The balance between free radicals and antioxidants is an important factor for maintaining health and slowing disease progression. The use of antioxidants, particularly natural antioxidants, has become an important strategy for dealing with this cause of widespread diseases. Natural antioxidants have been used as therapeutic tools against many diseases because they are safe, effective, and inexpensive and are among the most commonly used adjuvants in the treatment of several diseases. Camel whey protein (CWP) is considered a strong natural antioxidant because it decreases oxidative stress, enhances immune system function, and increases glutathione levels. The structure of CWP is very similar to that of other types of whey protein from different types of milk. CWP contains many components, such as lactoferrin (LF), lactalbumin, lactoglobulins, lactoperoxidase, and lysozyme, and is rich in immunoglobulins. However, in contrast to other WPs, CWP lacks β-lactoglobulin, the main cause of milk allergies in children. The components of CWP have many beneficial effects, including stimulation of both innate and adaptive immunity and anti-inflammatory, anticancer, antibacterial, and antiviral activities. Recently, it has been shown that CWP and its unique components can facilitate the treatment of impaired diabetic wound healing. However, the molecular mechanisms underlying the protective effects of CWP in human and other animal disorders are not fully understood. Therefore, the current review presents a concise summary of the scientific evidence of the beneficial effects of CWP to support its therapeutic use in disease treatment and nutritional intervention.
Badr G, Ramadan NK, Sayed LH, Badr BM, Omar HM, Selamoglu Z. Why whey? Camel whey protein as a new dietary approach to the management of free radicals and for the treatment of different health disorders.
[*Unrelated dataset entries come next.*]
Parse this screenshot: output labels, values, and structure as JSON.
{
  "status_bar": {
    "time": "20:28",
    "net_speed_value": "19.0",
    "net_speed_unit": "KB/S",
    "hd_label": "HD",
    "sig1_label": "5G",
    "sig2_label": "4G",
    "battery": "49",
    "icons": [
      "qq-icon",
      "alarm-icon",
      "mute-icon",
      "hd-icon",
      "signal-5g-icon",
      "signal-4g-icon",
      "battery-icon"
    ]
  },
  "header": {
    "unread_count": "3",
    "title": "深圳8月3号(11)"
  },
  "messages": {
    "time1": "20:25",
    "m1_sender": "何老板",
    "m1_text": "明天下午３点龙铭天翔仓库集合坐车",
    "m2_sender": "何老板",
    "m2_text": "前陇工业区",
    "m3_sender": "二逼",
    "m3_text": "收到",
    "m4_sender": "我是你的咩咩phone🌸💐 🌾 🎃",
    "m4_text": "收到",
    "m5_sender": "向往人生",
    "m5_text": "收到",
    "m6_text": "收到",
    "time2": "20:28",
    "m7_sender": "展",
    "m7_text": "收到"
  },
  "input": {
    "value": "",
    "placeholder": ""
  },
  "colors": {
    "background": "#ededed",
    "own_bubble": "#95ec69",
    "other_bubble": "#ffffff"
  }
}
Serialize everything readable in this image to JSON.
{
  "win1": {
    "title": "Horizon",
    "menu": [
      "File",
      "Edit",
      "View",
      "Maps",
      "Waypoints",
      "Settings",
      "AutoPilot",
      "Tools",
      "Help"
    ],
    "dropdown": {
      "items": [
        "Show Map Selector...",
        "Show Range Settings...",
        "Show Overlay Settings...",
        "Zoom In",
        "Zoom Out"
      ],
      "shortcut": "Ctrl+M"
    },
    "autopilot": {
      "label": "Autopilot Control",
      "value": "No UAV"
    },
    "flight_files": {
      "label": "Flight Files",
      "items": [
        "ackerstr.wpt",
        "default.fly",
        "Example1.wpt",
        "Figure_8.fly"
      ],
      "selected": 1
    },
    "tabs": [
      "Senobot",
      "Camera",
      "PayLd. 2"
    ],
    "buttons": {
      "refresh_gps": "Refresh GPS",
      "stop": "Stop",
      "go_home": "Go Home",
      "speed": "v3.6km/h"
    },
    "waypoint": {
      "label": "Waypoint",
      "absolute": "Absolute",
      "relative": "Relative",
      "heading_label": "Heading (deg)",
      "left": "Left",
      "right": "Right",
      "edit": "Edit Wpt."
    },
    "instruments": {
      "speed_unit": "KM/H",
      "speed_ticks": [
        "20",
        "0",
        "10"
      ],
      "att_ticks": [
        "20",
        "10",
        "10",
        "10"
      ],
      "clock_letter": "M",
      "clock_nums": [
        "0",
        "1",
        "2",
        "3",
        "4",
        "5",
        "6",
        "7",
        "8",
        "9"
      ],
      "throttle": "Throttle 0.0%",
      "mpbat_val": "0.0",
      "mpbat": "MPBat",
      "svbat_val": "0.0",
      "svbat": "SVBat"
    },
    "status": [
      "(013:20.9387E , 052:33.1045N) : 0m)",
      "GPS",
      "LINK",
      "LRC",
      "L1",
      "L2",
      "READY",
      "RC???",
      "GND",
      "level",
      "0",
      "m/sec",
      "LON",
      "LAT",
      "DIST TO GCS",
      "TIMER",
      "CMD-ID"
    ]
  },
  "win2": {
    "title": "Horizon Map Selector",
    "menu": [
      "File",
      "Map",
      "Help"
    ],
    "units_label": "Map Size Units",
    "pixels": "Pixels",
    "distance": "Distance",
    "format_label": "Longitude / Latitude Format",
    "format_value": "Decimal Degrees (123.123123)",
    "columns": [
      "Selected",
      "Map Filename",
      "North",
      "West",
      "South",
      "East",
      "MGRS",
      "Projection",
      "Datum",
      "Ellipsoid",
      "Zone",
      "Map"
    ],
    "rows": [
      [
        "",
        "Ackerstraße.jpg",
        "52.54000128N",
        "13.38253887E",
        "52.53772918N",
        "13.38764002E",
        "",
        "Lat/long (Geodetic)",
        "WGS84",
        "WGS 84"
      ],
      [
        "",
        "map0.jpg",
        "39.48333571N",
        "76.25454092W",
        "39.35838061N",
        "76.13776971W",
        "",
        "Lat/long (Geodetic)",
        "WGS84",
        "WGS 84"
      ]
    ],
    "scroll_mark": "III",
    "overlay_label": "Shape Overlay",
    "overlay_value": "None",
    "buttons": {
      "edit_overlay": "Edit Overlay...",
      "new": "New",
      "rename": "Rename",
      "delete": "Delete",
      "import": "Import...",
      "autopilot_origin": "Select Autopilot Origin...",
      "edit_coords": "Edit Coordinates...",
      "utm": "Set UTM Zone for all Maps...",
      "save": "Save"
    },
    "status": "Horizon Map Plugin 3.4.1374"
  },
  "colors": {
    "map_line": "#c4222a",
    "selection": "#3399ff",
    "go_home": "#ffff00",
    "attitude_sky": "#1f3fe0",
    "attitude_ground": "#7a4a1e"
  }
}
Iran J Basic Med Sci. 2017;20(4):338-349.
Treatment of cow’s milk allergy (CMA) in children includes avoidance of cow’s milk and providing a milk substitute. This study was designed to determine whether CMA children could safely consume camel’s milk as an alternative, and skin-prick test (SPT) to camel’s milk could be a reliable tool in selecting them. Between April 2007 and February 2010, children with confirmed CMA seen at the Allergy-Immunology Clinic, Hamad Medical Corp., were enrolled into this prospective cohort study. Subjects had a detailed history and medical examination, complete blood count with differential count, total serum IgE, and specific IgE test and SPT to cow’s milk. Patients with positive SPT and an elevated cow’s milk-specific IgE had negative SPT to camel’s milk. Of 35 children (23 male and 12 female children) aged 4-126 months (median, 21 months), 23 patients (65.7%) presented with acute urticaria, 17 (48.6%) with atopic dermatitis, 9 (25.7%) with anaphylaxis, 8 (22.9%) with failure to thrive, and 5 (14.3%) with chronic vomiting. Twenty-eight patients (80%) had family history of allergy. Twenty-six patients (74.3%) were breast-fed for ≤18 months. Mean white blood cell count was 9860.5 cells/μL, absolute eosinophil count was 1219 cells/μL, IgE was 682 IU/mL, and cow’s milk-specific IgE was 22.01 kU/L. Only 7 patients (20%) had positive SPT to camel’s milk and 28 (80%) were negative to camel’s milk. All patients with negative SPT took camel’s milk without any reactions. In children with CMA, SPT is a reliable clinical test in ruling out reactivity to camel’s milk so these children could safely take camel’s milk as an alternative nutrient.
Ehlayel MS, Hazeima KA, Al-Mesaifri F, Bener A. Allergy Asthma Proc. 2011 May-Jun;32(3):255-8. doi: 10.2500/aap.2011.32.3429
Korashy (2012) and fellow researchers published one of the first articles about the molecular mechanisms that govern the effect of camel milk on human cancer in 2012. Their research found the following:
Camel milk inhibited HepG2 (liver carcinoma) and MCF7 (breast cancer) cells survival and proliferation through the activation of both the extrinsic and intrinsic apoptotic pathways.
Camel milk significantly inhibited HepG2 and MCF7 cells proliferation (rapid increase in number).
Camel milk contains lyzosomes, lactoferrins, immunoglobulins and higher amounts of antioxidant vitamins E and C, compared to bovine milk.
Among these mediators, lactoferrin, an iron-binding glycoprotein, is known to exert in vitro and in vivo antitumor activity.
This study demonstrated that camel milk induces apoptosis (a form of programmed cell death) in HepG2 and MCF7 cells through apoptotic- and oxidative stress-mediated mechanisms.